Sunday, March 13 ~ Sambor Prei Kuk
Another long, but exhilarating day that included shopping for school supplies, a visit to the ancient temple grounds of Sambor Prei Kuk, a boat ride on Tonlé Sap Lake to view the floating village, a school visit, followed by a ride on an oxcart to view sunset over the rice fields, and a home stay.
On the road at 8:00, our first stop was to pick up something for each of us to give the kids at the school later in the day. Tim and I chose puzzles, but some other items included pens, pencils, writing tablets, colored pencils, pencil sharpeners, soccer ball, other balls, hula hoop, and charts that showed pictures with English translations.
But we had a few stops to make along the way before arriving at the school.
Tonlé Sap Lake
“The largest freshwater lake in Southeast Asia, that contains an exceptional large variety of interconnected eco-regions with a high degree of biodiversity … was designated as a UNESCO biosphere reserve in 1997.” ~ Wikipedia
The size and appearance varies dramatically depending on whether or not one visits during the rainy or dry season. It is now nearing the end of the dry season and the lake appears to be little more than a mud puddle.

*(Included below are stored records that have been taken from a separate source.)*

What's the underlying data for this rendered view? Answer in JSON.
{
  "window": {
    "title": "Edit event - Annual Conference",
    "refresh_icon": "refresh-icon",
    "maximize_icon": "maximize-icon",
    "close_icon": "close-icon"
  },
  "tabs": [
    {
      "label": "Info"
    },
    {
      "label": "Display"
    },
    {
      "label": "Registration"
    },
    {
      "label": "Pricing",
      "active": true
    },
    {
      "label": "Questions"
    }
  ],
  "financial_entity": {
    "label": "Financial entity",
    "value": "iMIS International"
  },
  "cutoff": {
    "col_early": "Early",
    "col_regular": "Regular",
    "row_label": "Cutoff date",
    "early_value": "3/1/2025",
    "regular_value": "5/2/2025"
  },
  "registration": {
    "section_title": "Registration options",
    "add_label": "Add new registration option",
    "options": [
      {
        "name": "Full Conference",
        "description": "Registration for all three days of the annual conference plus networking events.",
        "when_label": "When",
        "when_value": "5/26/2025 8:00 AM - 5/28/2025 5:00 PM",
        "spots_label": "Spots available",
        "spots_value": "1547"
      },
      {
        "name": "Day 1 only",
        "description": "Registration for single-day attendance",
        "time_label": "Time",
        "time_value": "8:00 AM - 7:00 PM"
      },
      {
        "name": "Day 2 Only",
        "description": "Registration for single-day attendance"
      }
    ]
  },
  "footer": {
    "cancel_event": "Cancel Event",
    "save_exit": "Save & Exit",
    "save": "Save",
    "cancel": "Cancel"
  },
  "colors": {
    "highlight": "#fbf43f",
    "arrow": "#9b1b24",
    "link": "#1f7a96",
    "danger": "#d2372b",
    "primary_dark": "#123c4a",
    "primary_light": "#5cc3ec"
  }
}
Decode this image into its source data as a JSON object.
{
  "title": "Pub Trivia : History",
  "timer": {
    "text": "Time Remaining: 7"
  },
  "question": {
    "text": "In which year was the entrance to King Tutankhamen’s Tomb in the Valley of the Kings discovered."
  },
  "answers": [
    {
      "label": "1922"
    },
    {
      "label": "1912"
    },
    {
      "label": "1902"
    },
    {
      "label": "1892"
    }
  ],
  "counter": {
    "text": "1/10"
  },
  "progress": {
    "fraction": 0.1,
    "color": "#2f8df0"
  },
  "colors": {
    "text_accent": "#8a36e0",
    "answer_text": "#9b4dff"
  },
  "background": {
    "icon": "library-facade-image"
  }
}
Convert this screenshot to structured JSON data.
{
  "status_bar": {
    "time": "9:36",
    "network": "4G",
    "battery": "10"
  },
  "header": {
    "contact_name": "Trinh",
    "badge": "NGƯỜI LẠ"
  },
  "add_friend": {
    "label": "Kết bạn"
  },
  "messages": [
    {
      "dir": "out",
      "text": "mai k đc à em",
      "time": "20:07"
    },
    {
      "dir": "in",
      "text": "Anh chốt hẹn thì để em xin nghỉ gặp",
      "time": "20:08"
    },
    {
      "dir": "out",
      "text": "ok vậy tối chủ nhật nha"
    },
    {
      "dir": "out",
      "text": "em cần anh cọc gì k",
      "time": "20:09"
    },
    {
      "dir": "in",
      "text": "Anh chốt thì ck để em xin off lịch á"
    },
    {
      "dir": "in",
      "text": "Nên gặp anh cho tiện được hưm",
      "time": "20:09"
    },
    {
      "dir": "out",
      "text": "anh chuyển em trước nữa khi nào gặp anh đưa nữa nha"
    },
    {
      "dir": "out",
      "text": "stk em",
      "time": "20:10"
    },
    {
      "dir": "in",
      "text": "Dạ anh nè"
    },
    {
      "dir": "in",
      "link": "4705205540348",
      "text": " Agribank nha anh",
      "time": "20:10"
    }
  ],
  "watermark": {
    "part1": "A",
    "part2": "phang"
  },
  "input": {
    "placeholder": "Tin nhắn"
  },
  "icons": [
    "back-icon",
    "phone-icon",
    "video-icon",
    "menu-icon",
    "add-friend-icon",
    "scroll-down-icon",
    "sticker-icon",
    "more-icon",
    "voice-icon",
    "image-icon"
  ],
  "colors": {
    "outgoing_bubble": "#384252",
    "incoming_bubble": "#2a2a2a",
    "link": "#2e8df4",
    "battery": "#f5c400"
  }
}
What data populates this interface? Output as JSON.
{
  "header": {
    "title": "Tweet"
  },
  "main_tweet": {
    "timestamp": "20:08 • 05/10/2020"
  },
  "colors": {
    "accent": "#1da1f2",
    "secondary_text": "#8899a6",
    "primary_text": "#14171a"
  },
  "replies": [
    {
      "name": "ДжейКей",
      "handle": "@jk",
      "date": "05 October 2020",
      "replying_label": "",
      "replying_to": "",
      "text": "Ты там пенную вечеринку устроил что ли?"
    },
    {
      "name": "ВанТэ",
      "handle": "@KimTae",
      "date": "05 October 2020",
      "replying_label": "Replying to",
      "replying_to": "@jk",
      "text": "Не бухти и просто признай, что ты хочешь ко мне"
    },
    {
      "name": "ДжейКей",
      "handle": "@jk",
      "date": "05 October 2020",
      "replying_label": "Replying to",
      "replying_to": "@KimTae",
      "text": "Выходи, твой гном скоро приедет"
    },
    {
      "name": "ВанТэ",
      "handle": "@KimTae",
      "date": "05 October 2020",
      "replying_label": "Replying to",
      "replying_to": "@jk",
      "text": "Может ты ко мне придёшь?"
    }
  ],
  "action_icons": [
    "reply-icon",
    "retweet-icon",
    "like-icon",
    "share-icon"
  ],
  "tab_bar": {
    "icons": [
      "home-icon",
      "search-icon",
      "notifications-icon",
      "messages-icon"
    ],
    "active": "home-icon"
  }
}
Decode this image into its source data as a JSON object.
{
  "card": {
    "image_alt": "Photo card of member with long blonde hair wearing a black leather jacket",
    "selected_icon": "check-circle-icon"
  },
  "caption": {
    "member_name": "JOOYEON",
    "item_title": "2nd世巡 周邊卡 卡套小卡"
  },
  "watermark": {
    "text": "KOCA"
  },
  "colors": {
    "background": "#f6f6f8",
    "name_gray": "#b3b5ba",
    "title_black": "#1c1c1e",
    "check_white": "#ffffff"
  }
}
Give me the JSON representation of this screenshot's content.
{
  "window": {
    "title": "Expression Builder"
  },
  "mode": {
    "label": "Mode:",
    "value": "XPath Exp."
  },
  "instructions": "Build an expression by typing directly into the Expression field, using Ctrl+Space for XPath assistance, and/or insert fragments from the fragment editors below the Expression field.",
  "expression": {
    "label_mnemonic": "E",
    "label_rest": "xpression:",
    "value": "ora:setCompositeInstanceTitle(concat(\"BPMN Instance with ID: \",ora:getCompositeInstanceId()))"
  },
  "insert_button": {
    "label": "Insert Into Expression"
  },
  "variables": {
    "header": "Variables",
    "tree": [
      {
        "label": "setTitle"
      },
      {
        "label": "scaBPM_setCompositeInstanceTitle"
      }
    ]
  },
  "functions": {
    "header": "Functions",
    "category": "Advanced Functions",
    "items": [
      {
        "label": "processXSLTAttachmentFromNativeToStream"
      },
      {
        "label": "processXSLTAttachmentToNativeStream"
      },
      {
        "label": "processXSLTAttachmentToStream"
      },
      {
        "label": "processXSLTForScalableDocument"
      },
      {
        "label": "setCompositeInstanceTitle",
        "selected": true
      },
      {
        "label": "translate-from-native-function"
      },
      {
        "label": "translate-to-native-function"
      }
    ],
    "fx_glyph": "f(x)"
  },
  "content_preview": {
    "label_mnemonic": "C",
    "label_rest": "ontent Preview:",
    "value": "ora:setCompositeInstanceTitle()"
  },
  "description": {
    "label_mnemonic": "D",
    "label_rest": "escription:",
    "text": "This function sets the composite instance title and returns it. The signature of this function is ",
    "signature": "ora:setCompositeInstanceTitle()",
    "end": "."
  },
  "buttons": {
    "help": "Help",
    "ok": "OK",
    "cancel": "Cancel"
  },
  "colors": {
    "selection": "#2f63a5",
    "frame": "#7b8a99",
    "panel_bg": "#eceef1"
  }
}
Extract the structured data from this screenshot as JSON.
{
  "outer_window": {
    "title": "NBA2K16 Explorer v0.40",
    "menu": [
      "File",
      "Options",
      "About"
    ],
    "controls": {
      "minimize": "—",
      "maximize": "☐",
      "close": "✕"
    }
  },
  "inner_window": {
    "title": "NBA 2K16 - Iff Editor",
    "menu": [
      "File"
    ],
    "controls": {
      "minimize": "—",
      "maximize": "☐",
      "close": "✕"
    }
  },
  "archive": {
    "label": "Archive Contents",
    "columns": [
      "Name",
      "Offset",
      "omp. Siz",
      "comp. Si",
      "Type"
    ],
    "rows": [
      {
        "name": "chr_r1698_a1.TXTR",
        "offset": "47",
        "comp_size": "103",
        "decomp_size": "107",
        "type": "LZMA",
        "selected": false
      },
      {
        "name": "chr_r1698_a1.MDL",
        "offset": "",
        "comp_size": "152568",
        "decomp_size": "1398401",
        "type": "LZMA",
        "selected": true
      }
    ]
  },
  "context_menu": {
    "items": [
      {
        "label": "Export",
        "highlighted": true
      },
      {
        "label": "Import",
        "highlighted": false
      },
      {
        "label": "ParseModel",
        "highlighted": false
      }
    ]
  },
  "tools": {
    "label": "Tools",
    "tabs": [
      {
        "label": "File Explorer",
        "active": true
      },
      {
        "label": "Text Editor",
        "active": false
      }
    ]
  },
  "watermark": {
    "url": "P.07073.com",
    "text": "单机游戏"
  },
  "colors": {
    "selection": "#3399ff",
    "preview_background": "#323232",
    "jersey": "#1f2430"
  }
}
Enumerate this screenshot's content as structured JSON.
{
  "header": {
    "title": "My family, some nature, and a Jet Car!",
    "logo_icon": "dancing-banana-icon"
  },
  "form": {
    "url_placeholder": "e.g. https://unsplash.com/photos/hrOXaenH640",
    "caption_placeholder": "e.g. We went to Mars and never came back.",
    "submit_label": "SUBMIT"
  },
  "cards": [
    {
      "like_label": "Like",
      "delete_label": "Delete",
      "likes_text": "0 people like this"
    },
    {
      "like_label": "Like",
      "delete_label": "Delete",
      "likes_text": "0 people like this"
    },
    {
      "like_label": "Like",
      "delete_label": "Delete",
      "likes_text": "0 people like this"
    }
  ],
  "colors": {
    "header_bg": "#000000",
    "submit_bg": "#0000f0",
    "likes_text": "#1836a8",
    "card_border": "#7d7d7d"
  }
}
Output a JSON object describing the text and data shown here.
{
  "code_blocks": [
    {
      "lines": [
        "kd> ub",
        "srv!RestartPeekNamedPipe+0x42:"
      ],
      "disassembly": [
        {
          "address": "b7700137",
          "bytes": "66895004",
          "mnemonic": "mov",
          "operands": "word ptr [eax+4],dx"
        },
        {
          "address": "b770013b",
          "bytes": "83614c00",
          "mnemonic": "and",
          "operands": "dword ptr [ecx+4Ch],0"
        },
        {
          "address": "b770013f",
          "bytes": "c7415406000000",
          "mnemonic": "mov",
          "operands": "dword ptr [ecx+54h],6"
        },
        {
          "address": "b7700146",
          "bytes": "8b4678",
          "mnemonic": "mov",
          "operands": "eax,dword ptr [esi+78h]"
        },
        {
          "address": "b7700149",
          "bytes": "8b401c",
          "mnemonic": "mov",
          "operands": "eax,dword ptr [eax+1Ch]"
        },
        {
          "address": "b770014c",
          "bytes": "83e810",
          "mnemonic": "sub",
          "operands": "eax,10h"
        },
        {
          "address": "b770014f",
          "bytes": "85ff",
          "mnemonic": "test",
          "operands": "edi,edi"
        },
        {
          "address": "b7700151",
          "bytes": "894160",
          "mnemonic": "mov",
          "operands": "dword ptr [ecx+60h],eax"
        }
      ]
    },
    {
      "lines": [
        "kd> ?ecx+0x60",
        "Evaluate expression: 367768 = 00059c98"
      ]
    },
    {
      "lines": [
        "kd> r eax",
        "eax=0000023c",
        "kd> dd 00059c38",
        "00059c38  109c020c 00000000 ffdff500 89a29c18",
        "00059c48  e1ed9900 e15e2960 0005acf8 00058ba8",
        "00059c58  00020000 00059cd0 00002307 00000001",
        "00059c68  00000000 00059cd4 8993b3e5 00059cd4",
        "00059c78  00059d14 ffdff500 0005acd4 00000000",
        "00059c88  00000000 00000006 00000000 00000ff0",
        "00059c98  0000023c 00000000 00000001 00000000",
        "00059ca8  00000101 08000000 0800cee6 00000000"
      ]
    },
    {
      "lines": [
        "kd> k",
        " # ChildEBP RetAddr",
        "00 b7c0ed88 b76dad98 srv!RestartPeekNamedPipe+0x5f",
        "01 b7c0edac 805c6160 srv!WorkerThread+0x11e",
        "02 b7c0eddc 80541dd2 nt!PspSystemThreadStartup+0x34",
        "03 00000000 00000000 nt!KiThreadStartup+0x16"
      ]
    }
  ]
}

Boats are sitting high and dry and stilt houses are far from the water’s edge.
Loaded onto two small boats, we spent about an hour on the water, simply observing.
This video clip I found on YouTube will show you what it is like during the wet season.
Even with the extremely low water levels, I was mesmerized. The water itself however is most uninviting. Used as a collector of sewage, to bathe in, catch fish for dinner, do your laundry and travel on, it is multi purpose and the lifeblood of the community. With a shortened rainy season (perhaps due to global warming), this village may die a slow death as the local food supply vanishes.
Continuing on our journey, we briefly stopped to look at the thousand-year old Kompong Krei Bridge (aka Spean Preah Toeus), dating from around 1181-1220.
A local market place to pick up some fruits and vegetables to take for our home visit.
Older than the temples at Angkor Wat, this smaller, lesser known site has been placed on a tentative list for UNESCO World Heritage Sites. Also a bit disturbing, the area has been mined and could still contain unexploded ordnance. Although neither our Intrepid guide nor the local guide mentioned it, I reminded Tim to remain on the paths!
There are 80 children currently attending the “school”. Very similar to rural education we have experienced in Guatemala, where one teacher gathers the kids together beneath a tree. We arrive on a Sunday, but still a large number of children gather to sing for us and practice their English.
Ox cart ride
Two people per cart, we bounce along a dusty road, pass water buffalo grazing in harvested rice fields and arrive at the side of an almost dry pond in time for sunset.
Our adventures for the day were not over, as this was our night for a “home stay” where we stayed with a local Cambodian family. I decided to write a separate post to describe what that was like.
GRATITUDE MOMENT: Today I am grateful for leaders who care deeply for the future of their community. Our guide today was the local teacher who is giving eighty children a start for a brighter future. He also organized our ox cart ride and home stay to give us an authentic experience with a Cambodian farmer family.